After I took the hexbeam down, sanded it, painted it and packed it away, I still had a G450 rotor on my hands, so I thought I would try my hand at satellite operation. Over last weekend, I literally lashed together a satellite station — the rotor platform is held to the roof with taut line hitches.
Our house isn’t ideally situated for satellite operation — particularly to the south where some tall pine trees blot out the sky, but in the other directions, the antenna can see down to about ten or fifteen degrees above the horizon.
I re-used the shelf that held the rotor to the base of the hex beam mast plus a bit of angle iron and some wood to make a base.
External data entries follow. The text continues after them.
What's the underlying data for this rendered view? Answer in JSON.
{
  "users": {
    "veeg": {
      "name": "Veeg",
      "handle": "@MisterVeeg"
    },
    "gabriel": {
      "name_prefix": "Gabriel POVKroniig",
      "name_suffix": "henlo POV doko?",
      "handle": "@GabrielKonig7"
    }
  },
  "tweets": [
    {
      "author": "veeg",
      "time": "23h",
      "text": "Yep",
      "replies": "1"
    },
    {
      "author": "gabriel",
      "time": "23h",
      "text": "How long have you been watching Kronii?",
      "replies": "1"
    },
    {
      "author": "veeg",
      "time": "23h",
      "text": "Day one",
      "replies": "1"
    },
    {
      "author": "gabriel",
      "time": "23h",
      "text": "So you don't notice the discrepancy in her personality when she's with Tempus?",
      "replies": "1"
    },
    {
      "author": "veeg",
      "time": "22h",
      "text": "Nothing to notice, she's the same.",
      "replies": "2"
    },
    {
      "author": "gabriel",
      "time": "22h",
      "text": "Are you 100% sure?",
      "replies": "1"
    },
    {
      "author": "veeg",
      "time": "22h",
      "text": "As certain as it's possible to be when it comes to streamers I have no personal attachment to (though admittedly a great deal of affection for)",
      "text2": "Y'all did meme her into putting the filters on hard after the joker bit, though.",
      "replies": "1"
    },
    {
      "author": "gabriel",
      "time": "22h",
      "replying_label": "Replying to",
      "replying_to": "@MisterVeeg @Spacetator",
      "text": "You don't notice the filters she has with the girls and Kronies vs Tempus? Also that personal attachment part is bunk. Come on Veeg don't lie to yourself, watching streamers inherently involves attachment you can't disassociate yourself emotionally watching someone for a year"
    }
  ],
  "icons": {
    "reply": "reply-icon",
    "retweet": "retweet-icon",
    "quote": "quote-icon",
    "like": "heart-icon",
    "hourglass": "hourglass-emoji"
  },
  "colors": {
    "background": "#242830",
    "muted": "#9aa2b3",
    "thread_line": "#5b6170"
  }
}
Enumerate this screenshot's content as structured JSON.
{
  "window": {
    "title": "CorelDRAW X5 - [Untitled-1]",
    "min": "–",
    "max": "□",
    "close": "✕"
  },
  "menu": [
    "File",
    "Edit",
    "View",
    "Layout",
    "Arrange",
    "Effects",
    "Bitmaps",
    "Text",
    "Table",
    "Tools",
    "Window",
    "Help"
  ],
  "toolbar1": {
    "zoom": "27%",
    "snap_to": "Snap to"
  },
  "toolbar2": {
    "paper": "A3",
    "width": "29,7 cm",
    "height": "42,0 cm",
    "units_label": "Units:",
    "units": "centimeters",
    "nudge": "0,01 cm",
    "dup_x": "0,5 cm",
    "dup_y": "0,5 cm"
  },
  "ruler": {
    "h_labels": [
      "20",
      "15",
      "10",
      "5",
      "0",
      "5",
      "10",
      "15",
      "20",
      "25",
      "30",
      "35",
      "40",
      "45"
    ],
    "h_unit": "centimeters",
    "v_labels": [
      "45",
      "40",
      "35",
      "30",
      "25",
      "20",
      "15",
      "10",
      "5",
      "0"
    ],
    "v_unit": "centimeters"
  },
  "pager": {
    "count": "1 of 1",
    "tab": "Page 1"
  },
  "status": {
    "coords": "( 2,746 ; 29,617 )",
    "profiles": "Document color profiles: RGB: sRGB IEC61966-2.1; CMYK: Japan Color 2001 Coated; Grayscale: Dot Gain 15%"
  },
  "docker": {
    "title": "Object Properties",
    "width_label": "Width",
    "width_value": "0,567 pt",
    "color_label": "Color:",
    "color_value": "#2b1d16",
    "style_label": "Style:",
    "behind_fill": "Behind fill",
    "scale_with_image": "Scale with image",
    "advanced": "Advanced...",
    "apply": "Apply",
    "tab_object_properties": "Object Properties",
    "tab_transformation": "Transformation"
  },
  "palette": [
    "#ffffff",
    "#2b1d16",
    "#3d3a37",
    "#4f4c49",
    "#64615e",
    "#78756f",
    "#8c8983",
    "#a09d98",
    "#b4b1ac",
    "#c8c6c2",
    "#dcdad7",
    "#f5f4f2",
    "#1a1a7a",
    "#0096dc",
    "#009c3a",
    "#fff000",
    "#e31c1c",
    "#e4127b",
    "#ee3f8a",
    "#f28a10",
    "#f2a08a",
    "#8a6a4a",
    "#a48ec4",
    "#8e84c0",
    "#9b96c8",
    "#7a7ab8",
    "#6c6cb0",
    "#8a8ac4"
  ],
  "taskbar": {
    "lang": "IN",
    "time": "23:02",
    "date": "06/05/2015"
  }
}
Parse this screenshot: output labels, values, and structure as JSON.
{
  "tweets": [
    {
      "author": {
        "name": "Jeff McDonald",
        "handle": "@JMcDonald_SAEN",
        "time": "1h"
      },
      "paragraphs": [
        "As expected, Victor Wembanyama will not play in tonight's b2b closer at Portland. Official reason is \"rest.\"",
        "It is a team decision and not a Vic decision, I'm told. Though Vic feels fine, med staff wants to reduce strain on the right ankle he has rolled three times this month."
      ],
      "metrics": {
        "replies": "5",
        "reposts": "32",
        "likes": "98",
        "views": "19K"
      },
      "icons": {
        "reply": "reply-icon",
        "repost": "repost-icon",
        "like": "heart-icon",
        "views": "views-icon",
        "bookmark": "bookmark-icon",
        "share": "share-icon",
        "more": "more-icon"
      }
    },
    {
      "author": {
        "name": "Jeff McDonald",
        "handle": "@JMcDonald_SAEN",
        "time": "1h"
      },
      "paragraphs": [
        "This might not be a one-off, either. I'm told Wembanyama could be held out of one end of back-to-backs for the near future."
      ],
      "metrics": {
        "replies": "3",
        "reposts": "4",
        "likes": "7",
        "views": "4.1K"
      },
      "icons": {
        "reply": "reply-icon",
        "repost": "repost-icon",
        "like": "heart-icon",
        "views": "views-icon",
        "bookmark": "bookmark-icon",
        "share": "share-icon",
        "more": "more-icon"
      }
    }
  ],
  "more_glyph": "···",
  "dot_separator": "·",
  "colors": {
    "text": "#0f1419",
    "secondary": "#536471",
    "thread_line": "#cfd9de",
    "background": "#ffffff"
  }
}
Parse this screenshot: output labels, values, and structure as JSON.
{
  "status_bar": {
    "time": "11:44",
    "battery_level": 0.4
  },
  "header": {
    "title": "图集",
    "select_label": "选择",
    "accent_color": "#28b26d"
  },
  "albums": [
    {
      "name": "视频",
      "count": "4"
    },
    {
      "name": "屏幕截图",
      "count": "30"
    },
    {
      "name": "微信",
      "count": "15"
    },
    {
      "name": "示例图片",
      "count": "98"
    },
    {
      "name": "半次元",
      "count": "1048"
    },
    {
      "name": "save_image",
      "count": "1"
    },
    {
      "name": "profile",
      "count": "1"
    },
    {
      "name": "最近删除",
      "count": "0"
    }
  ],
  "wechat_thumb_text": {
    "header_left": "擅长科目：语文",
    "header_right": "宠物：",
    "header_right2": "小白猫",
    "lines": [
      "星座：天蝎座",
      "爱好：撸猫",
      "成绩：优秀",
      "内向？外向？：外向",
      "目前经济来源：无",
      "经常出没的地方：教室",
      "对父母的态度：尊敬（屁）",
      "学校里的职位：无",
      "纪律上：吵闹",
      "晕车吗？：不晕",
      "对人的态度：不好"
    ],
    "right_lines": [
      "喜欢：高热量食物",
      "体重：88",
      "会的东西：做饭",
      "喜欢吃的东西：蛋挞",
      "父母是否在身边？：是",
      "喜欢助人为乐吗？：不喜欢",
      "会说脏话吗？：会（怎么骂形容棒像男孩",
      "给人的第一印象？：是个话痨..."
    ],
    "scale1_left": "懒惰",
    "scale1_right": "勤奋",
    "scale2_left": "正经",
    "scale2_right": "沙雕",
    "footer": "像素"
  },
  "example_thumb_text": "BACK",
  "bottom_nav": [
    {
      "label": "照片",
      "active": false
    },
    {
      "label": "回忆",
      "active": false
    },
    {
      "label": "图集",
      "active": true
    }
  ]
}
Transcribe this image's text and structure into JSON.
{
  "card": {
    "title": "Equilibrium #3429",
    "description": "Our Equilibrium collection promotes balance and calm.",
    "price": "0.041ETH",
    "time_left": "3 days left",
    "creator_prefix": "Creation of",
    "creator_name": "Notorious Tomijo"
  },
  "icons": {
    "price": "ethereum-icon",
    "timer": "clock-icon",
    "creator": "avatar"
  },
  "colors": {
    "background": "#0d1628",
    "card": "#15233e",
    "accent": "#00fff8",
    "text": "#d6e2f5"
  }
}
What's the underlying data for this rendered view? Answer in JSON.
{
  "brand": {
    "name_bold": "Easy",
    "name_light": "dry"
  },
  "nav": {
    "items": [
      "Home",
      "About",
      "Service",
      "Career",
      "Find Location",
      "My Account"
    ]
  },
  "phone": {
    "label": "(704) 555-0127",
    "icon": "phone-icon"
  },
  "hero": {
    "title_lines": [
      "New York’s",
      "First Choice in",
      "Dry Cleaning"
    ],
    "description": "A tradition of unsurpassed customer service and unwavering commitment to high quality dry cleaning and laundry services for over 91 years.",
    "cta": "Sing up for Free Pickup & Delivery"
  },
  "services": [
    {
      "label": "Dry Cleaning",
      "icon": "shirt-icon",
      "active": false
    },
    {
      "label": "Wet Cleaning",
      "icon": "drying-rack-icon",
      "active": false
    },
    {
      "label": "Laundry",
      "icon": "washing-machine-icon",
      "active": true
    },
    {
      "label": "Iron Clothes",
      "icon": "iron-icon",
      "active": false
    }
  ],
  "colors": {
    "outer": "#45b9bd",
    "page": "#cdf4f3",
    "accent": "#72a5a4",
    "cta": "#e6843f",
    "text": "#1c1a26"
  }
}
The metal roof of the house is held down with bolts, so it wasn’t hard to find some anchoring points. The mast is some about two inch PVC and it is topped with an arrow-2 antenna that I had previously used for field work.
Looking at the arrow-2 documentation, one important item to note is that while the antenna can handle a maximum of 10W through its duplexer, if you feed each side of the antenna (2m and 70cm) directly without the duplexer in line, it will handle 150W. The best I can manage is 100W on 2m and while I certainly have no intention of radiating that much power, it does give a little more latitude than a handheld’s 5W.
There is obviously no elevation rotor, so I had to make my best guess and tilted it at about 30 degrees, which should give me a shot at satellites that hang in the sky long enough for me to twist all the knobs as needed.
The K3 has been packed up for possible use in ARRL field day, which leaves the Kenwood B2000 in charge. It has ports dedicated to 70cm and 2m, and it is also serving as my HF station. The PC is a 14-year old Panasonic Toughbook, which is an old friend of the B2000, from the days when they were the core of my mobile station. On the software side, I am running SatPC32, a relic, but it works.
I’ve had a couple hours behind the controls so far, and I have it mostly working. I’ve heard a bunch of satellites go by tuning in on either their CW beacons or in the case of Foxes 1B and 1D, on their voice beacons. I have managed to send CW up and back to a few of the Chinese XW-series satellites and on one pass, I heard SSB on one of them, but didn’t tune it quickly enough.
Earlier in the day, I had heard ZS2ZA calling CQ on one of the Fox-series FM-birds and had tried to reply. I realized after the pass that although my Elecraft boom mike fits the Kenwood connector, I was not putting any audio into the rig through the mike port. I’ve reverted to a stock PTT mike, so hopefully I will work some folks in South Africa on some subsequent shared pass.